There was a superstition in the nineties that Canadian athletes who served as flag bearers at the Olympic Games were jinxing themselves in their quest for medals. In 1992, decathlete Michael Smith was forced to withdraw from the Summer Olympics in Barcelona due to injury, and Kurt Browning - who was flag bearer at the 1994 Winter Olympics in Lillehammer - finished off the podium. At the 1996 Summer Olympics in Atlanta, Charmaine Crooks placed a disappointing eighteenth in the 800 meters. Ironically, Kurt was actually the only Canadian figure skater in history who served as flag bearer at the Olympics and didn't win a medal. The honour proved to be a good luck charm for Tessa Virtue and Scott Moir, Brian Orser, Karen Magnussen, Bob Paul and Norris Bowden.

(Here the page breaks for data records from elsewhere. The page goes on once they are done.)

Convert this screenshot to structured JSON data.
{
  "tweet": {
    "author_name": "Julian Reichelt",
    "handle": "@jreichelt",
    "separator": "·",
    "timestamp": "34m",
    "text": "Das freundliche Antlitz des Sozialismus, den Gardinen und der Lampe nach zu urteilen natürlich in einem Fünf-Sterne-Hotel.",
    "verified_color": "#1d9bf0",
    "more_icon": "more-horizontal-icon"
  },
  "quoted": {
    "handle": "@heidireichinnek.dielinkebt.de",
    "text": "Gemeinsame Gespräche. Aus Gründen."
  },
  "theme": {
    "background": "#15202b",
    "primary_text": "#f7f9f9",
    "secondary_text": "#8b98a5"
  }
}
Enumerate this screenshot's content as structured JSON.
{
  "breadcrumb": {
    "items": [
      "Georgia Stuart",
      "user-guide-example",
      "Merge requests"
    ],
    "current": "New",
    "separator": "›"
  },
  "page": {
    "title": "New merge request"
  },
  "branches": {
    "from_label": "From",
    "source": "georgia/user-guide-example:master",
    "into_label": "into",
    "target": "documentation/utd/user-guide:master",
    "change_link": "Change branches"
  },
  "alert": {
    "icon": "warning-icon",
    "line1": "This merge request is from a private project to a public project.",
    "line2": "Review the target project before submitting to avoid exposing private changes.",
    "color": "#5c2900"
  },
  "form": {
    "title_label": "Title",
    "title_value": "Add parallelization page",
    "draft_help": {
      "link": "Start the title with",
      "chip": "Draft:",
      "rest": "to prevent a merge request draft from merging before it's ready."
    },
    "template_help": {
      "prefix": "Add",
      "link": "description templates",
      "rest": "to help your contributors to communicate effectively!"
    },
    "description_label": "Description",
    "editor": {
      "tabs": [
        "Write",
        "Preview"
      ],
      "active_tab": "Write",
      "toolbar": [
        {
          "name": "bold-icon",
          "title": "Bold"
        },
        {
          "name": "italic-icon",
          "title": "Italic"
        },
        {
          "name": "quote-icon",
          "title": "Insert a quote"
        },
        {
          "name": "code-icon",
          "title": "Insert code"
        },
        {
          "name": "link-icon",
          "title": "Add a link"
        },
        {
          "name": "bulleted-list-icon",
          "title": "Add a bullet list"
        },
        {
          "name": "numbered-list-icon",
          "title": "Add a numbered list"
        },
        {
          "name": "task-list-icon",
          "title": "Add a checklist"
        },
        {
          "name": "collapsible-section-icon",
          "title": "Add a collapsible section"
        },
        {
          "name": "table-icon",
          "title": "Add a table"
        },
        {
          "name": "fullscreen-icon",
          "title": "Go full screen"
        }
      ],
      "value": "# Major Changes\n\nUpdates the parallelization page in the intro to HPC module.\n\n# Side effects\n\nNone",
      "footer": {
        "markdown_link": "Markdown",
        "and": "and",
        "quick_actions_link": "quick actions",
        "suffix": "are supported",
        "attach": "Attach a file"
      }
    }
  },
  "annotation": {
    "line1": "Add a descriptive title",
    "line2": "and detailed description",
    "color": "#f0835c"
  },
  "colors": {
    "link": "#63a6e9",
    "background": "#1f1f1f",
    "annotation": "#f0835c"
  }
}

Michelle Kwan wearing her lucky necklace
Kurt Browning's good luck charm was a pair of skate guard covers. Elvis Stojko's was a necklace given to him by his mother, with a charm added by his aunt and uncle. On one side of the charm was the Olympic logo, on the other it read "Elvis, you're number one!" Fellow nineties stars Michelle Kwan and Jennifer Robinson also had lucky necklaces. Jennifer's had a photo of her future husband inside, and Michelle's was a dragon necklace with special family significance. Tara Lipinski always would step on ice with right foot first; Oksana Baiul her left. Both skaters won gold medals in the nineties in their first trips to the Winter Olympics. Oksana claimed her lucky number was three, and that was the number she drew in her group's starting order in the women's free skate at the 1994 Winter Olympics.

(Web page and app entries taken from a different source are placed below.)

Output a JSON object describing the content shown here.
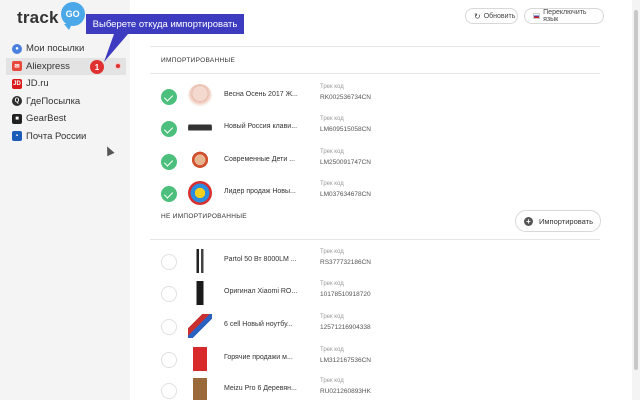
{
  "logo": {
    "text": "track",
    "bubble": "GO"
  },
  "sidebar": {
    "items": [
      {
        "label": "Мои посылки",
        "icon": "my-parcels-icon"
      },
      {
        "label": "Aliexpress",
        "icon": "aliexpress-icon"
      },
      {
        "label": "JD.ru",
        "icon": "jd-icon"
      },
      {
        "label": "ГдеПосылка",
        "icon": "gdeposylka-icon"
      },
      {
        "label": "GearBest",
        "icon": "gearbest-icon"
      },
      {
        "label": "Почта России",
        "icon": "russian-post-icon"
      }
    ]
  },
  "tooltip": {
    "text": "Выберете откуда импортировать",
    "badge": "1"
  },
  "header": {
    "refresh_label": "Обновить",
    "lang_label": "Переключить язык"
  },
  "sections": {
    "imported": "ИМПОРТИРОВАННЫЕ",
    "not_imported": "НЕ ИМПОРТИРОВАННЫЕ"
  },
  "import_button": "Импортировать",
  "track_label": "Трек код",
  "imported_rows": [
    {
      "name": "Весна Осень 2017 Ж...",
      "code": "RK002536734CN",
      "thumb": "dress-thumb"
    },
    {
      "name": "Новый Россия клави...",
      "code": "LM609515058CN",
      "thumb": "keyboard-thumb"
    },
    {
      "name": "Современные Дети ...",
      "code": "LM250091747CN",
      "thumb": "kids-thumb"
    },
    {
      "name": "Лидер продаж Новы...",
      "code": "LM037634678CN",
      "thumb": "toy-thumb"
    }
  ],
  "not_imported_rows": [
    {
      "name": "Partol 50 Вт 8000LM ...",
      "code": "RS377732186CN",
      "thumb": "lamp-thumb"
    },
    {
      "name": "Оригинал Xiaomi RO...",
      "code": "10178510918720",
      "thumb": "xiaomi-thumb"
    },
    {
      "name": "6 cell Новый ноутбу...",
      "code": "12571216904338",
      "thumb": "battery-thumb"
    },
    {
      "name": "Горячие продажи м...",
      "code": "LM312167536CN",
      "thumb": "case-thumb"
    },
    {
      "name": "Meizu Pro 6 Деревян...",
      "code": "RU021260893HK",
      "thumb": "wood-case-thumb"
    }
  ]
}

Since 2000, skaters haven't let up a bit in their superstitions. Evgeni Plushenko never shaved on the days he competed. Irina Lobacheva had a doll she'd put on the boards while competing. Joannie Rochette's mother would always put a prayer necklace in her skate bag. Jamie Salé put her left skate on first and would take off her lucky necklace, touch it and say a little prayer before she competed. Sasha Cohen had to be first on the ice for every warm-up. Marina Anissina wouldn't take the ice without a cross made my partner Gwendal Peizerat's grandmother around her neck. Yuna Kim always wore a rosary ring. She forgot to bring it to the 2010 World Championships, and went out and bought one just for the competition. Scott Moir often wore new socks for every event and Tessa Virtue would always sit her water bottle on the same place on the boards. Barbara Fusar-Poli always put her blades in the same position in the dressing room to dry. In a March 23, 2001 article in "The Province", Maurizio Margaglio was vague about his superstitions, only revealing he always tied his skates the same way before every performance. He joked, "We have [superstitions], of course - every skater has... I think it's psychological, and in Italy, we have a little bit of superstitions. But I'm not taking red peppers in my pocket or anything like that."

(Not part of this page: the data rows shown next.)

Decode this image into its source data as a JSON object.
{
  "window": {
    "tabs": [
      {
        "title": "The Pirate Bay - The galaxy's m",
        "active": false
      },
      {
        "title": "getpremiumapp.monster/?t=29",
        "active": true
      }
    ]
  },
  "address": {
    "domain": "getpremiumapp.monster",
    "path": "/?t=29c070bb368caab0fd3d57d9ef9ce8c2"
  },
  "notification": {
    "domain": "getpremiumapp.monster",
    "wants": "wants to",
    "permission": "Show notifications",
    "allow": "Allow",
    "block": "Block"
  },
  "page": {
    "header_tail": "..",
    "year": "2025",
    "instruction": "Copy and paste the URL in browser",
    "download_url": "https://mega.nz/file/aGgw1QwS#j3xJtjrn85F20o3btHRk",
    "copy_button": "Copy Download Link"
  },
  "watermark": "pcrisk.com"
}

Skaters competing today aren't any less superstitious. Nathan and Karen Chen are both members of the 'left skate first' club, Kaetlyn Osmond has to have a glass of orange juice before she takes the ice and Yuzuru Hanyu's famous lucky Pooh Bear almost pales in comparison to his elaborate pre-competition rituals. Whether an attempt to ward off bad luck or bring good luck from the Skate Gods, the rituals of skaters serve as reminders that no matter how hard you train, the ice is slippery... and a little bit of superstition isn't always a bad thing.